Tahlequah business woman Danielle Coursey, the operating partner of Backwoods Food Manufacturing, gave the Battenfield-Carletti Distinguished Entrepreneur Lecture at Northeastern State University on August 25 in a packed Webb Center auditorium.
Coursey, an NSU alumna, related her journey from running an in-the-home business to overseeing full-scale food preparation and packaging.
Incorporated in 1999, Backwoods Food Mfg. is an FDA licensed and regulated plant that bottles acidified food products such as salsa, barbecue sauce, pickles, relishes, condiments and dry seasonings for over 40 different companies all over the United States. Coursey has grown the company from a small part-time effort at launching a line of food-filled gift baskets called Backwoods Baskets to an 8,400-square-foot full-scale manufacturing facility employing 10 people in rural Cherokee County.
"We started off as a small gift basket company," she said. "When we researched our business project, we found that we were marketing the product illegally. We couldn't sell food products from our home. We incorporated in 1999 and started putting more thought into it. We redesigned our labels to meet FDA requirements and legalized our business. It was a huge learning curve."
As her business grew, Coursey rented kitchen and packaging space, accumulated customers and even assisted competitors, figuring "if we can make a dime off every case they sell, that's better for us."
Drawing on her personal experiences, Coursey offered several pointers to those in attendance with entrepreneurial aspirations. Among them were being open to change and "creating your own market," citing her efforts to have schools sell her products for fundraisers and split the revenue.

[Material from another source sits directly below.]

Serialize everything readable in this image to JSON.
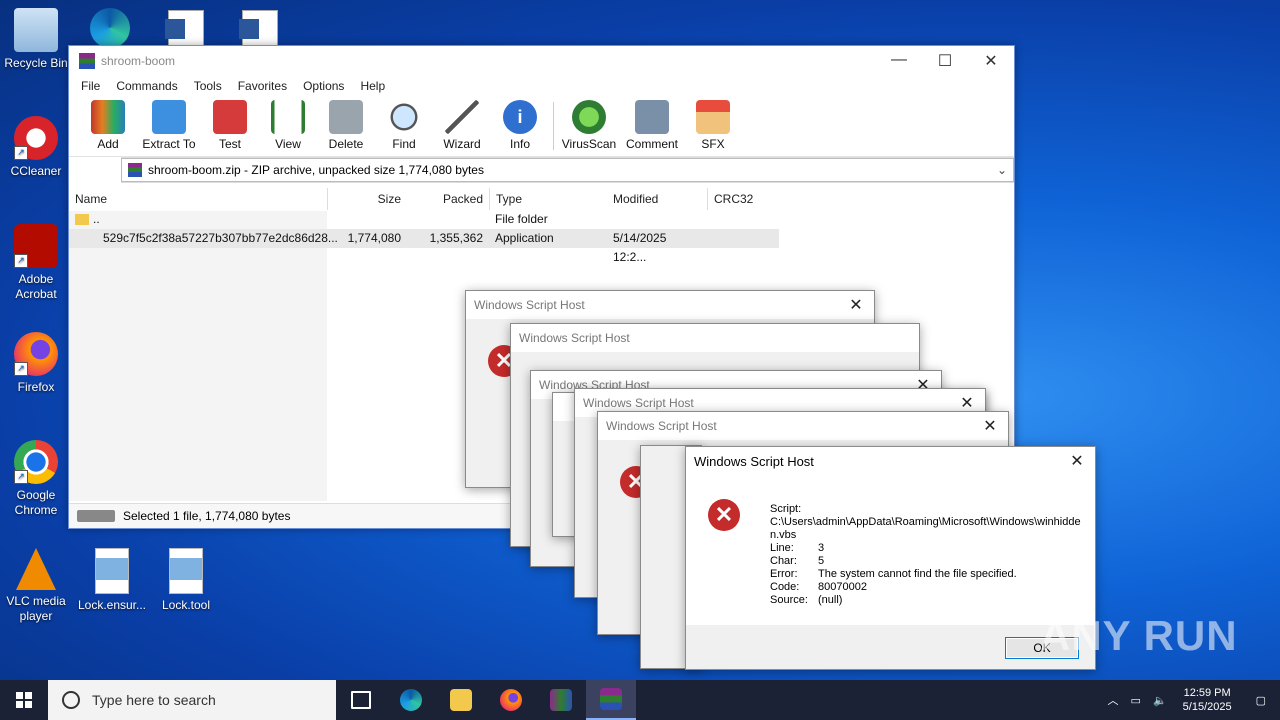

"The market has peaks and valleys," she said. "Right now we're in a peak, but in November we won't have as much to do. I'm trying to fill in that valley with my fundraiser idea."
She also advised that all phone calls, conversations and business relationships should be regarded as opportunities, and that entrepreneurs must be prepared to work long hours for delayed financial gain.
"I have never worked so hard in my life," said Coursey. "Physically, mentally, every decision I make, it takes its toll. You'll find me out in the warehouse if we're short-handed. I do whatever it takes to get the business by. And early on, you have to do it with no immediate monetary reward. The first 18 months of my business, I didn't draw a salary."
Published: 8/26/2010 11:53:13 AM